TASK BRIEF – Only the text should be kept: print every entry below exactly and leave each image out.

INFORMATION SUPPLIED –
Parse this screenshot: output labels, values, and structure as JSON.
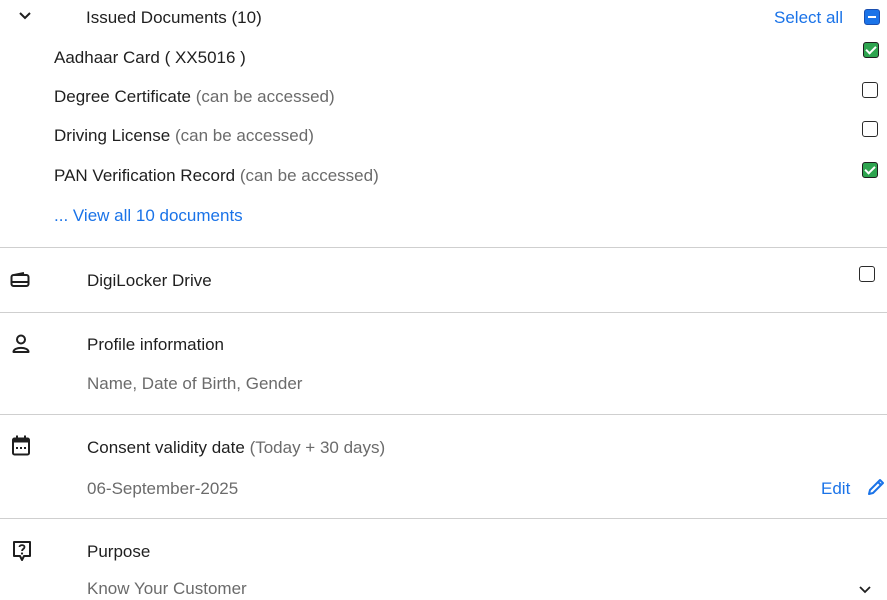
{
  "issued_documents": {
    "header": "Issued Documents (10)",
    "select_all": "Select all",
    "items": [
      {
        "name": "Aadhaar Card ( XX5016 )",
        "note": "",
        "checked": true
      },
      {
        "name": "Degree Certificate",
        "note": "(can be accessed)",
        "checked": false
      },
      {
        "name": "Driving License",
        "note": "(can be accessed)",
        "checked": false
      },
      {
        "name": "PAN Verification Record",
        "note": "(can be accessed)",
        "checked": true
      }
    ],
    "view_all": "... View all 10 documents"
  },
  "drive": {
    "label": "DigiLocker Drive",
    "checked": false
  },
  "profile": {
    "title": "Profile information",
    "subtitle": "Name, Date of Birth, Gender"
  },
  "consent": {
    "title": "Consent validity date",
    "note": "(Today + 30 days)",
    "date": "06-September-2025",
    "edit": "Edit"
  },
  "purpose": {
    "title": "Purpose",
    "value": "Know Your Customer"
  },
  "colors": {
    "accent": "#1a73e8",
    "checked": "#2ea44f",
    "divider": "#cfcfcf"
  },
  "icons": {
    "collapse": "chevron-down-icon",
    "drive": "wallet-icon",
    "profile": "person-icon",
    "consent": "calendar-icon",
    "purpose": "question-icon",
    "edit": "pencil-icon",
    "dropdown": "chevron-down-icon"
  }
}
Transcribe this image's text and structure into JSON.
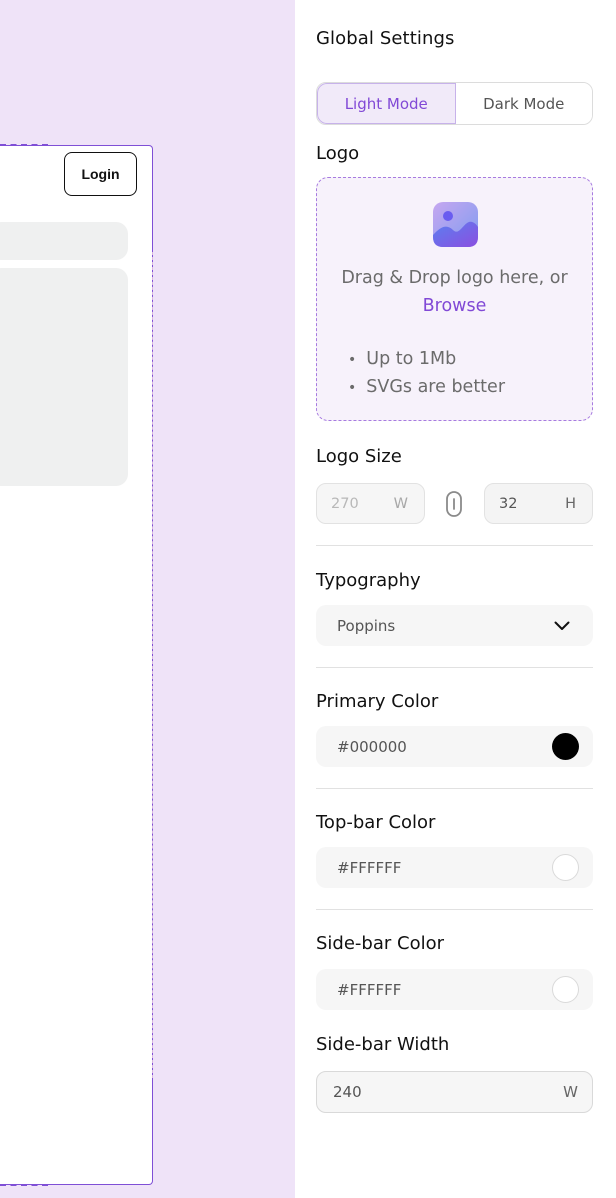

FINISHED EXERCISE –
Parse this screenshot: output labels, values, and structure as JSON.
{
  "issued_documents": {
    "header": "Issued Documents (10)",
    "select_all": "Select all",
    "items": [
      {
        "name": "Aadhaar Card ( XX5016 )",
        "note": "",
        "checked": true
      },
      {
        "name": "Degree Certificate",
        "note": "(can be accessed)",
        "checked": false
      },
      {
        "name": "Driving License",
        "note": "(can be accessed)",
        "checked": false
      },
      {
        "name": "PAN Verification Record",
        "note": "(can be accessed)",
        "checked": true
      }
    ],
    "view_all": "... View all 10 documents"
  },
  "drive": {
    "label": "DigiLocker Drive",
    "checked": false
  },
  "profile": {
    "title": "Profile information",
    "subtitle": "Name, Date of Birth, Gender"
  },
  "consent": {
    "title": "Consent validity date",
    "note": "(Today + 30 days)",
    "date": "06-September-2025",
    "edit": "Edit"
  },
  "purpose": {
    "title": "Purpose",
    "value": "Know Your Customer"
  },
  "colors": {
    "accent": "#1a73e8",
    "checked": "#2ea44f",
    "divider": "#cfcfcf"
  },
  "icons": {
    "collapse": "chevron-down-icon",
    "drive": "wallet-icon",
    "profile": "person-icon",
    "consent": "calendar-icon",
    "purpose": "question-icon",
    "edit": "pencil-icon",
    "dropdown": "chevron-down-icon"
  }
}
Transcribe this image's text and structure into JSON.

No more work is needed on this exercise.